- PROBLEM DETAILS
Select every line below containing the word "mensais".

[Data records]

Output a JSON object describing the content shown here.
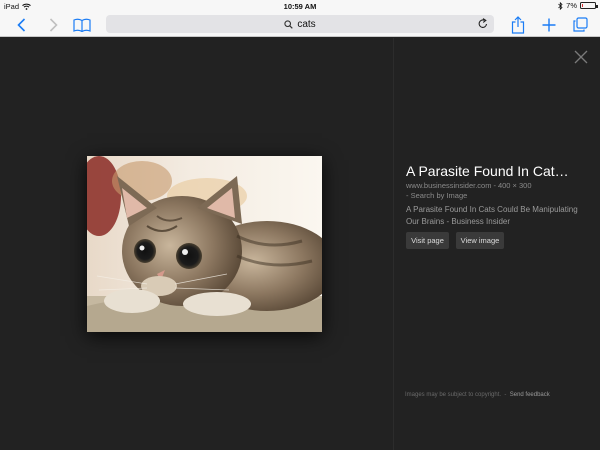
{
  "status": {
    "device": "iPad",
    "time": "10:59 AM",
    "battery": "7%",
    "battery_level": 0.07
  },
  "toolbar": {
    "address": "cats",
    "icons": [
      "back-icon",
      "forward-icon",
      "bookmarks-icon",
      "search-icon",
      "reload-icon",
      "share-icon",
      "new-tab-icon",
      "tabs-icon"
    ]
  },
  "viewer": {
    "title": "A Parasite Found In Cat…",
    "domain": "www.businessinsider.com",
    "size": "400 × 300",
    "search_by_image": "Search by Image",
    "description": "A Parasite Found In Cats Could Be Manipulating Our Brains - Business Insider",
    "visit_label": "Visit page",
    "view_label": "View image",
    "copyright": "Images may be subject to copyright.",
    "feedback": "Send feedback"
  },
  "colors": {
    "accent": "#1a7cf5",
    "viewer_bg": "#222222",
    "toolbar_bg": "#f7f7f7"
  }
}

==

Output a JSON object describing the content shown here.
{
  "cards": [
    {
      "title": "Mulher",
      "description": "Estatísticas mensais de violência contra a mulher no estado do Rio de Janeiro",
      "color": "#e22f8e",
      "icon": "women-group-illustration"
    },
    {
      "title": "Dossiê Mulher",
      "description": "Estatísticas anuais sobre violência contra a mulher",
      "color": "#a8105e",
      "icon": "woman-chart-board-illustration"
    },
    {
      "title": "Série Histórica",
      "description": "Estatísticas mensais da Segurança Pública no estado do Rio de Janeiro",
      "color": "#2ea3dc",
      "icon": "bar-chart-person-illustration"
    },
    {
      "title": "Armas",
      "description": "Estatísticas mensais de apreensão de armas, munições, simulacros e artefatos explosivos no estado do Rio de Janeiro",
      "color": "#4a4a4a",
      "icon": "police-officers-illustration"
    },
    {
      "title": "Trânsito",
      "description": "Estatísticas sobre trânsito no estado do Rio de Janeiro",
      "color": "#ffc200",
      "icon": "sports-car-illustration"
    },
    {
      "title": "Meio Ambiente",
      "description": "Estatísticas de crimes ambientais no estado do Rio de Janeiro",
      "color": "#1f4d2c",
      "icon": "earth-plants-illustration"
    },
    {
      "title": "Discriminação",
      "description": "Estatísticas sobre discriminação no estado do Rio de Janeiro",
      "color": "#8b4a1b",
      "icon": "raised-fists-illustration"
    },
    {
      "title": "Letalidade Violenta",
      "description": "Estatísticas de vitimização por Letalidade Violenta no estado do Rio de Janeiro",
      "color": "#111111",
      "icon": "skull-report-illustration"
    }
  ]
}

- EXPECTED ANSWER
      "description": "Estatísticas mensais de violência contra a mulher no estado do Rio de Janeiro",
      "description": "Estatísticas mensais da Segurança Pública no estado do Rio de Janeiro",
      "description": "Estatísticas mensais de apreensão de armas, munições, simulacros e artefatos explosivos no estado do Rio de Janeiro",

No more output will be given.